• _What is expected_
Read the data below. Every line holding the string "this" must be copied.

• _Exercise input_
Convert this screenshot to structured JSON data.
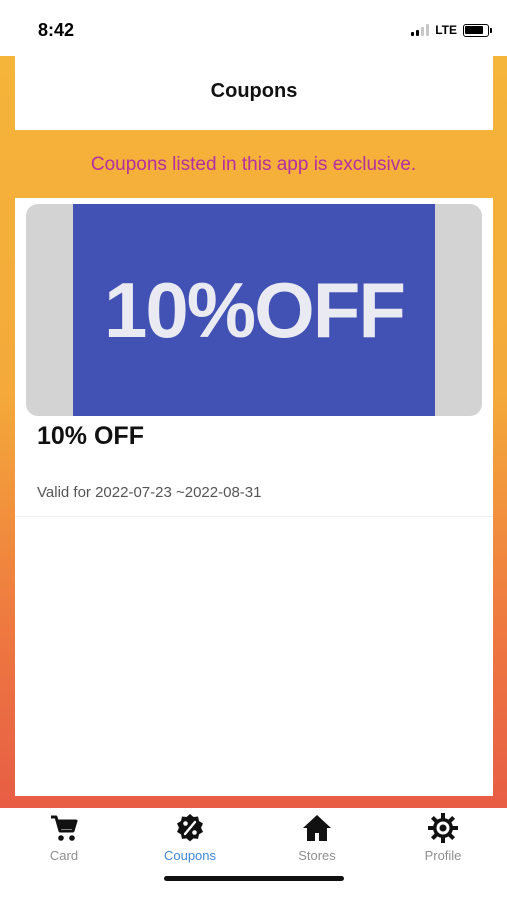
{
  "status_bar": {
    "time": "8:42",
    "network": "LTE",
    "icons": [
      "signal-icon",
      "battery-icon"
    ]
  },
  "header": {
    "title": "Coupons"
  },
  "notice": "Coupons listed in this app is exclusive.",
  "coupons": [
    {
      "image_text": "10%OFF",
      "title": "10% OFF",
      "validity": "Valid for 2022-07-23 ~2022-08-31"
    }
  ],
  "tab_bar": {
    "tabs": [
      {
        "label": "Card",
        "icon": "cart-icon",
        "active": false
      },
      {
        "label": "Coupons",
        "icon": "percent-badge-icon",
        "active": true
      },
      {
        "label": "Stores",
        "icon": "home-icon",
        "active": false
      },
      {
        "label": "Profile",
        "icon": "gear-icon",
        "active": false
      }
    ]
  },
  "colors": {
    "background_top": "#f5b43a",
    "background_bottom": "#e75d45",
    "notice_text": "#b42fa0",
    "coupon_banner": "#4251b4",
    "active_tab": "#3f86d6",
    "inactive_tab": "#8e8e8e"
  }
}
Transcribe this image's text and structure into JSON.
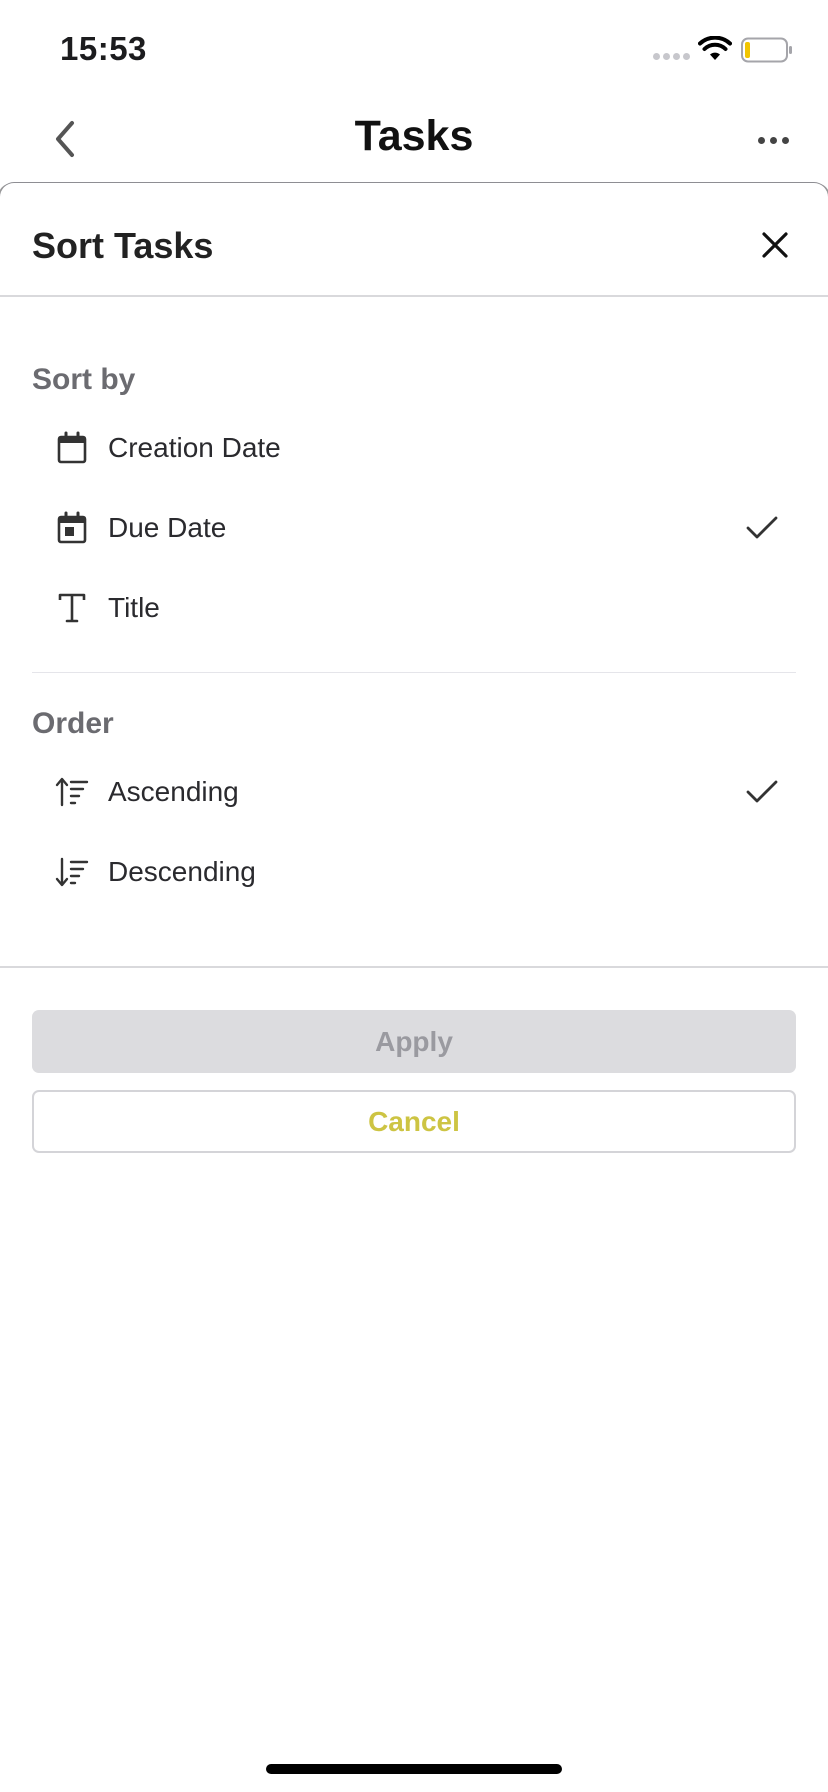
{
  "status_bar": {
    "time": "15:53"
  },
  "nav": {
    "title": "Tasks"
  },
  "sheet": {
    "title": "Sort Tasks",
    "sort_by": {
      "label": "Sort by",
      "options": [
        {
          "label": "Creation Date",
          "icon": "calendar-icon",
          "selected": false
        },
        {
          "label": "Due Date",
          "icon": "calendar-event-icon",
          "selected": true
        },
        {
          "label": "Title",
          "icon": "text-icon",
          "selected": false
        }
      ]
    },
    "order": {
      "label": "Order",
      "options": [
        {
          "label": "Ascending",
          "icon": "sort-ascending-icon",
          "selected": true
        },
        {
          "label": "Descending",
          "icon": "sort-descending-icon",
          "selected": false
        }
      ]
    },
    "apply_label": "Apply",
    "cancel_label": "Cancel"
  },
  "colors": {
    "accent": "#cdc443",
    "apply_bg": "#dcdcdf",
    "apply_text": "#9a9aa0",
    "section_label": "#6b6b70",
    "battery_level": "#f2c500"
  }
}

• _Completed task_
Convert this screenshot to structured JSON data.
  "notice": "Coupons listed in this app is exclusive.",
Transcribe this image's text and structure into JSON.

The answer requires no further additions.